Effective Risk Management in Context of the Pandemic
This is a guest post from Michael Rasmussen of GRC 20/20.
The COVID-19 pandemic has caught a lot of organizations by surprise. But, should it have?
We have had pandemics in the past—history teaches us this over and over. The World Economic Forum has regularly reported pandemic risk on their global risk reports over the years. Political and business leaders have warned us of pandemics.
So, why has it caught so many organizations off guard?
The problem: an unbalanced view of ERM
The reality is that organizations have not had a balanced view of enterprise risk. Too many enterprise risk management programs (including corporate risk management and operational risk management) have been focused on highly visible risks, such as IT security, while not paying attention to the significant, but low-likelihood, risks like a pandemic.

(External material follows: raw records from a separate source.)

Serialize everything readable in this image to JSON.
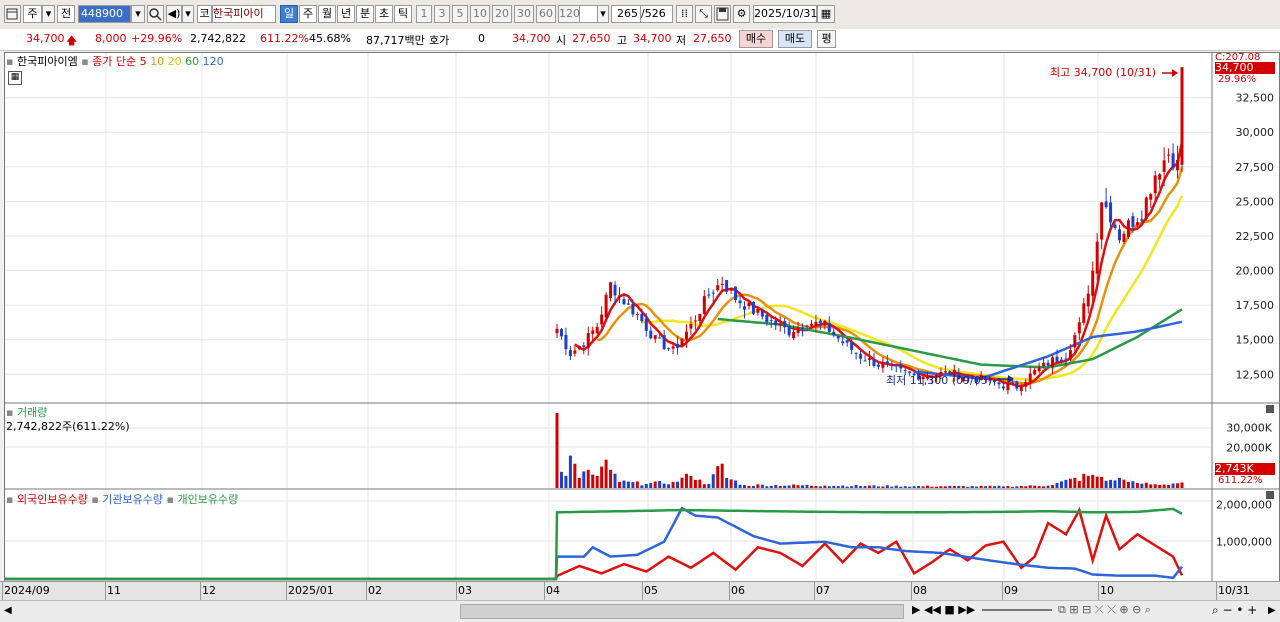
{
  "toolbar": {
    "market": "주",
    "prev": "전",
    "code": "448900",
    "type_prefix": "코",
    "stock_name": "한국피아이",
    "periods": [
      "일",
      "주",
      "월",
      "년",
      "분",
      "초",
      "틱"
    ],
    "active_period": "일",
    "intervals": [
      "1",
      "3",
      "5",
      "10",
      "20",
      "30",
      "60",
      "120"
    ],
    "count": "265",
    "total": "/526",
    "date": "2025/10/31"
  },
  "quote": {
    "price": "34,700",
    "change": "8,000",
    "change_pct": "+29.96%",
    "volume": "2,742,822",
    "volume_ratio": "611.22%",
    "turnover": "45.68%",
    "amount": "87,717백만",
    "hoga_label": "호가",
    "hoga_value": "0",
    "ask": "34,700",
    "open_label": "시",
    "open": "27,650",
    "high_label": "고",
    "high": "34,700",
    "low_label": "저",
    "low": "27,650",
    "buy": "매수",
    "sell": "매도",
    "eval": "평"
  },
  "colors": {
    "up": "#d40000",
    "down": "#1c3fd0",
    "ma5": "#e01010",
    "ma10": "#e8920a",
    "ma20": "#f2e620",
    "ma60": "#2a9a46",
    "ma120": "#2e66d8",
    "foreign": "#e01010",
    "institution": "#2e66d8",
    "individual": "#2a9a46"
  },
  "chart_data": [
    {
      "type": "candlestick",
      "title": "한국피아이엠",
      "legend": [
        "종가 단순 5",
        "10",
        "20",
        "60",
        "120"
      ],
      "price_label": "C:207.08",
      "last_price": "34,700",
      "last_pct": "29.96%",
      "ylim": [
        10500,
        35800
      ],
      "yticks": [
        "12,500",
        "15,000",
        "17,500",
        "20,000",
        "22,500",
        "25,000",
        "27,500",
        "30,000",
        "32,500"
      ],
      "xlabels": [
        "2024/09",
        "11",
        "12",
        "2025/01",
        "02",
        "03",
        "04",
        "05",
        "06",
        "07",
        "08",
        "09",
        "10",
        "10/31"
      ],
      "annotations": {
        "high": "최고 34,700 (10/31)",
        "low": "최저 11,300 (09/05)"
      },
      "closes_keyframes": [
        [
          0,
          15800
        ],
        [
          3,
          14000
        ],
        [
          6,
          14800
        ],
        [
          9,
          16000
        ],
        [
          12,
          19000
        ],
        [
          15,
          17800
        ],
        [
          18,
          16800
        ],
        [
          22,
          15000
        ],
        [
          26,
          14200
        ],
        [
          30,
          16000
        ],
        [
          34,
          18300
        ],
        [
          37,
          19200
        ],
        [
          40,
          18000
        ],
        [
          44,
          17100
        ],
        [
          48,
          16300
        ],
        [
          52,
          15600
        ],
        [
          56,
          16300
        ],
        [
          60,
          16000
        ],
        [
          64,
          14800
        ],
        [
          68,
          13800
        ],
        [
          72,
          13200
        ],
        [
          76,
          12800
        ],
        [
          80,
          12400
        ],
        [
          84,
          12500
        ],
        [
          88,
          12600
        ],
        [
          92,
          12300
        ],
        [
          96,
          12100
        ],
        [
          100,
          11700
        ],
        [
          103,
          11600
        ],
        [
          107,
          12700
        ],
        [
          111,
          13500
        ],
        [
          114,
          13900
        ],
        [
          117,
          16000
        ],
        [
          120,
          20000
        ],
        [
          122,
          25200
        ],
        [
          124,
          24000
        ],
        [
          126,
          22500
        ],
        [
          128,
          23300
        ],
        [
          131,
          24200
        ],
        [
          134,
          27000
        ],
        [
          137,
          28500
        ],
        [
          139,
          27650
        ],
        [
          140,
          34700
        ]
      ],
      "ma60_keyframes": [
        [
          36,
          16500
        ],
        [
          50,
          16100
        ],
        [
          65,
          15200
        ],
        [
          80,
          14200
        ],
        [
          95,
          13200
        ],
        [
          110,
          13000
        ],
        [
          120,
          13600
        ],
        [
          130,
          15200
        ],
        [
          140,
          17200
        ]
      ],
      "ma120_keyframes": [
        [
          80,
          12700
        ],
        [
          95,
          12200
        ],
        [
          110,
          13800
        ],
        [
          120,
          15200
        ],
        [
          130,
          15600
        ],
        [
          140,
          16300
        ]
      ]
    },
    {
      "type": "bar",
      "title": "거래량",
      "value_label": "2,742,822주(611.22%)",
      "yticks": [
        "30,000K",
        "20,000K"
      ],
      "ylim": [
        0,
        40000
      ],
      "last_label": "2,743K",
      "last_pct": "611.22%",
      "units": "K shares",
      "values_keyframes": [
        [
          0,
          37000
        ],
        [
          1,
          8000
        ],
        [
          2,
          6000
        ],
        [
          3,
          16000
        ],
        [
          4,
          12000
        ],
        [
          5,
          5000
        ],
        [
          7,
          9000
        ],
        [
          9,
          6000
        ],
        [
          11,
          14000
        ],
        [
          12,
          9000
        ],
        [
          14,
          3000
        ],
        [
          20,
          2000
        ],
        [
          26,
          3000
        ],
        [
          30,
          6000
        ],
        [
          31,
          4000
        ],
        [
          34,
          2000
        ],
        [
          37,
          12000
        ],
        [
          38,
          5000
        ],
        [
          42,
          1500
        ],
        [
          60,
          1200
        ],
        [
          80,
          900
        ],
        [
          100,
          800
        ],
        [
          110,
          1200
        ],
        [
          120,
          6500
        ],
        [
          122,
          5500
        ],
        [
          124,
          4000
        ],
        [
          126,
          5000
        ],
        [
          128,
          3000
        ],
        [
          130,
          2500
        ],
        [
          135,
          1500
        ],
        [
          140,
          2743
        ]
      ]
    },
    {
      "type": "line",
      "title_series": [
        "외국인보유수량",
        "기관보유수량",
        "개인보유수량"
      ],
      "yticks": [
        "2,000,000",
        "1,000,000"
      ],
      "ylim": [
        0,
        2200000
      ],
      "series": [
        {
          "name": "외국인보유수량",
          "keyframes": [
            [
              0,
              80000
            ],
            [
              5,
              350000
            ],
            [
              10,
              150000
            ],
            [
              15,
              400000
            ],
            [
              20,
              200000
            ],
            [
              25,
              600000
            ],
            [
              30,
              300000
            ],
            [
              35,
              700000
            ],
            [
              40,
              250000
            ],
            [
              45,
              850000
            ],
            [
              50,
              700000
            ],
            [
              55,
              350000
            ],
            [
              60,
              950000
            ],
            [
              64,
              450000
            ],
            [
              68,
              950000
            ],
            [
              72,
              700000
            ],
            [
              76,
              1000000
            ],
            [
              80,
              150000
            ],
            [
              84,
              450000
            ],
            [
              88,
              800000
            ],
            [
              92,
              500000
            ],
            [
              96,
              900000
            ],
            [
              100,
              1000000
            ],
            [
              104,
              300000
            ],
            [
              107,
              600000
            ],
            [
              110,
              1500000
            ],
            [
              114,
              1200000
            ],
            [
              117,
              1850000
            ],
            [
              120,
              500000
            ],
            [
              123,
              1700000
            ],
            [
              126,
              800000
            ],
            [
              130,
              1200000
            ],
            [
              134,
              900000
            ],
            [
              138,
              600000
            ],
            [
              140,
              100000
            ]
          ]
        },
        {
          "name": "기관보유수량",
          "keyframes": [
            [
              0,
              600000
            ],
            [
              6,
              600000
            ],
            [
              8,
              850000
            ],
            [
              12,
              600000
            ],
            [
              18,
              650000
            ],
            [
              24,
              1000000
            ],
            [
              28,
              1900000
            ],
            [
              31,
              1700000
            ],
            [
              36,
              1650000
            ],
            [
              40,
              1400000
            ],
            [
              44,
              1150000
            ],
            [
              50,
              950000
            ],
            [
              60,
              1000000
            ],
            [
              66,
              850000
            ],
            [
              72,
              850000
            ],
            [
              78,
              750000
            ],
            [
              86,
              700000
            ],
            [
              94,
              550000
            ],
            [
              98,
              480000
            ],
            [
              104,
              380000
            ],
            [
              110,
              300000
            ],
            [
              116,
              280000
            ],
            [
              120,
              120000
            ],
            [
              126,
              90000
            ],
            [
              134,
              90000
            ],
            [
              138,
              30000
            ],
            [
              140,
              330000
            ]
          ]
        },
        {
          "name": "개인보유수량",
          "keyframes": [
            [
              0,
              1790000
            ],
            [
              10,
              1810000
            ],
            [
              20,
              1830000
            ],
            [
              28,
              1850000
            ],
            [
              40,
              1830000
            ],
            [
              60,
              1800000
            ],
            [
              80,
              1790000
            ],
            [
              100,
              1800000
            ],
            [
              110,
              1820000
            ],
            [
              120,
              1790000
            ],
            [
              130,
              1800000
            ],
            [
              138,
              1880000
            ],
            [
              140,
              1750000
            ]
          ]
        }
      ]
    }
  ],
  "scroll": {}
}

Risk management will fundamentally change because of the COVID-19 pandemic. We will see a lot of enterprise risk management (ERM) programs become more balanced and monitor a broader array of risks that can impact the organization and its objectives. As a result, we will see greater focus on environmental risks such as climate change, health and safety risks, quality risks, third-party supplier risks, and more.
There is, and will continue to be, a growing breadth of enterprise risk management and risk ownership by executives and business operations. We will see a growing number of organizations expand and invest in enterprise risk management programs coming out of the pandemic.
Staying resilient in light of challenges
Another significant change in risk management will be a greater focus on operational resiliency. Before the pandemic, the United Kingdom has already been leading the world in operational resiliency regulation with the combined effort of the Financial Conduct Authority (FCA), Prudential Regulatory Authority (PRA), and the Bank of England (BoE). Organizations can expect that there will be global interest in operational resiliency regulation across industries and jurisdictions to ensure that organizations and entire industries are prepared for the next crisis.
Operational resiliency requires an integrated approach to risk management, particularly operational risk management, and business continuity management. I have been stating for 15 years that risk and business continuity management need to come together and be under one function and not continue to operate independently of each other.
Too many business continuity programs were caught off guard by COVID-19, as they were nothing more than IT disaster recovery functions and did not prepare organizations for a crisis like we now face. Business continuity will grow, expand, and mature because of the pandemic and will become an integrated part of risk management programs to deliver operational resiliency to organizations.
The outcome of the pandemic
The overall outcome of the pandemic on risk management will see organizations adopt stronger strategies for governance, risk management, and compliance (GRC). OCEG defines GRC as a capability to reliably achieve objectives (governance), address uncertainty (risk management), and act with integrity (compliance).
The use of technology for GRC, and in the specific context of risk management and operational resiliency, will expand in organizations. Organizations will look for technology that enables an enterprise view of risk that is linked to objectives of the organization.
Technology should enable organizations to plan for risk scenarios and monitor an enterprise view of risks. All organizations should strive to stay agile for the next crisis, to be able to monitor risks as they develop, and to model the impact of the risk on objectives so the organization can plan and remain agile in the midst of uncertainty.
Bonus content: free COVID-19 templates from AuditNet and Workiva
To help your organization avert risk, no matter what software you use, we collaborated with AuditNet to create four critical templates, covering risk management, business continuity, preparedness and planning review, and more.
Download them now, and keep your organization running smoothly despite the risks of COVID-19.
For more information on making sense of what’s happening in the world of risk and how to keep your team on track, visit our Handbook for the New Normal of Accounting, Finance, and Risk.
About the Author
Michael Rasmussen is an internationally recognized pundit on governance, risk management, and compliance (GRC)—with specific expertise on the topics of enterprise GRC, GRC technology, corporate compliance, and policy management. With 22+ years of experience, Michael helps organizations improve GRC processes, design and implement GRC architecture, and select technologies that are effective, efficient, and agile. He is a sought-after keynote speaker, author, and advisor and is noted as the “Father of GRC,” being the first to define and model the GRC market in February 2002 while at Forrester.